Task objective.
Retype the listing that follows without a single change.

Input data.
- Opening Delimiter -

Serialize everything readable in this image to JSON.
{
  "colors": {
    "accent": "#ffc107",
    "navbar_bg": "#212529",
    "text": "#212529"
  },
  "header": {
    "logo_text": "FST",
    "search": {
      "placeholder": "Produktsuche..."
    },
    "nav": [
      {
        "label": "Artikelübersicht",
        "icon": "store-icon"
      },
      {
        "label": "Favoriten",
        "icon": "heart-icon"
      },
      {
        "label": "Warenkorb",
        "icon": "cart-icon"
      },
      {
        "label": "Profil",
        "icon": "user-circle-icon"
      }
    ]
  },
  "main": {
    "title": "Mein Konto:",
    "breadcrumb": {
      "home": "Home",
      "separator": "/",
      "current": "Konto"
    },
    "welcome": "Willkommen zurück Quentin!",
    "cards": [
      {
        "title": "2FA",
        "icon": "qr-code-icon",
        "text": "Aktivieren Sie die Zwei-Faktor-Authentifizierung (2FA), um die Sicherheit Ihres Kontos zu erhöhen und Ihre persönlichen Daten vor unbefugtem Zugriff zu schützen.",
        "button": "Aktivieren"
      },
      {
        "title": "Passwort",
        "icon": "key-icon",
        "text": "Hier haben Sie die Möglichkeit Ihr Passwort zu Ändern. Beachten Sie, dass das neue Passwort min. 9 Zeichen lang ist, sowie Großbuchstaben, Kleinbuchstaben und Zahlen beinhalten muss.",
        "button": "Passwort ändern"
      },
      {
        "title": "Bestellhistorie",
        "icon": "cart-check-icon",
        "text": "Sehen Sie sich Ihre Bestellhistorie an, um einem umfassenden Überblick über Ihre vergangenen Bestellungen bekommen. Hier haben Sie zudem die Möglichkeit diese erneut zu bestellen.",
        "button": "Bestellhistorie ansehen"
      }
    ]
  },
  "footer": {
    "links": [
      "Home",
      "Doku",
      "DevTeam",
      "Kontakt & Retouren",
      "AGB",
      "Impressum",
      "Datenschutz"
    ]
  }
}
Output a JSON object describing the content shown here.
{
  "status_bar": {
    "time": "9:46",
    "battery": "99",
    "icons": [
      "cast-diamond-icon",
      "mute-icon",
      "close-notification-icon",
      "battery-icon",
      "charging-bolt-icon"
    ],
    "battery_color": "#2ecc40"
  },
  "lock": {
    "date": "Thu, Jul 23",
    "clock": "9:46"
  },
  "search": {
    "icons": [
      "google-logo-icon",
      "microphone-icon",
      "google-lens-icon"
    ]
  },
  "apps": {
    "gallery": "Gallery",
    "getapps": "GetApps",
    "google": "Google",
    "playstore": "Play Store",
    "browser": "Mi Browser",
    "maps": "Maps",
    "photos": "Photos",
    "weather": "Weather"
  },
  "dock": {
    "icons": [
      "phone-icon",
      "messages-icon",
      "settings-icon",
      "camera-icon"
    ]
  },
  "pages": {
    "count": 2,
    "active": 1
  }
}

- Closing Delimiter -

Exercise answer.
Serialize everything readable in this image to JSON.
{
  "colors": {
    "accent": "#ffc107",
    "navbar_bg": "#212529",
    "text": "#212529"
  },
  "header": {
    "logo_text": "FST",
    "search": {
      "placeholder": "Produktsuche..."
    },
    "nav": [
      {
        "label": "Artikelübersicht",
        "icon": "store-icon"
      },
      {
        "label": "Favoriten",
        "icon": "heart-icon"
      },
      {
        "label": "Warenkorb",
        "icon": "cart-icon"
      },
      {
        "label": "Profil",
        "icon": "user-circle-icon"
      }
    ]
  },
  "main": {
    "title": "Mein Konto:",
    "breadcrumb": {
      "home": "Home",
      "separator": "/",
      "current": "Konto"
    },
    "welcome": "Willkommen zurück Quentin!",
    "cards": [
      {
        "title": "2FA",
        "icon": "qr-code-icon",
        "text": "Aktivieren Sie die Zwei-Faktor-Authentifizierung (2FA), um die Sicherheit Ihres Kontos zu erhöhen und Ihre persönlichen Daten vor unbefugtem Zugriff zu schützen.",
        "button": "Aktivieren"
      },
      {
        "title": "Passwort",
        "icon": "key-icon",
        "text": "Hier haben Sie die Möglichkeit Ihr Passwort zu Ändern. Beachten Sie, dass das neue Passwort min. 9 Zeichen lang ist, sowie Großbuchstaben, Kleinbuchstaben und Zahlen beinhalten muss.",
        "button": "Passwort ändern"
      },
      {
        "title": "Bestellhistorie",
        "icon": "cart-check-icon",
        "text": "Sehen Sie sich Ihre Bestellhistorie an, um einem umfassenden Überblick über Ihre vergangenen Bestellungen bekommen. Hier haben Sie zudem die Möglichkeit diese erneut zu bestellen.",
        "button": "Bestellhistorie ansehen"
      }
    ]
  },
  "footer": {
    "links": [
      "Home",
      "Doku",
      "DevTeam",
      "Kontakt & Retouren",
      "AGB",
      "Impressum",
      "Datenschutz"
    ]
  }
}
Output a JSON object describing the content shown here.
{
  "status_bar": {
    "time": "9:46",
    "battery": "99",
    "icons": [
      "cast-diamond-icon",
      "mute-icon",
      "close-notification-icon",
      "battery-icon",
      "charging-bolt-icon"
    ],
    "battery_color": "#2ecc40"
  },
  "lock": {
    "date": "Thu, Jul 23",
    "clock": "9:46"
  },
  "search": {
    "icons": [
      "google-logo-icon",
      "microphone-icon",
      "google-lens-icon"
    ]
  },
  "apps": {
    "gallery": "Gallery",
    "getapps": "GetApps",
    "google": "Google",
    "playstore": "Play Store",
    "browser": "Mi Browser",
    "maps": "Maps",
    "photos": "Photos",
    "weather": "Weather"
  },
  "dock": {
    "icons": [
      "phone-icon",
      "messages-icon",
      "settings-icon",
      "camera-icon"
    ]
  },
  "pages": {
    "count": 2,
    "active": 1
  }
}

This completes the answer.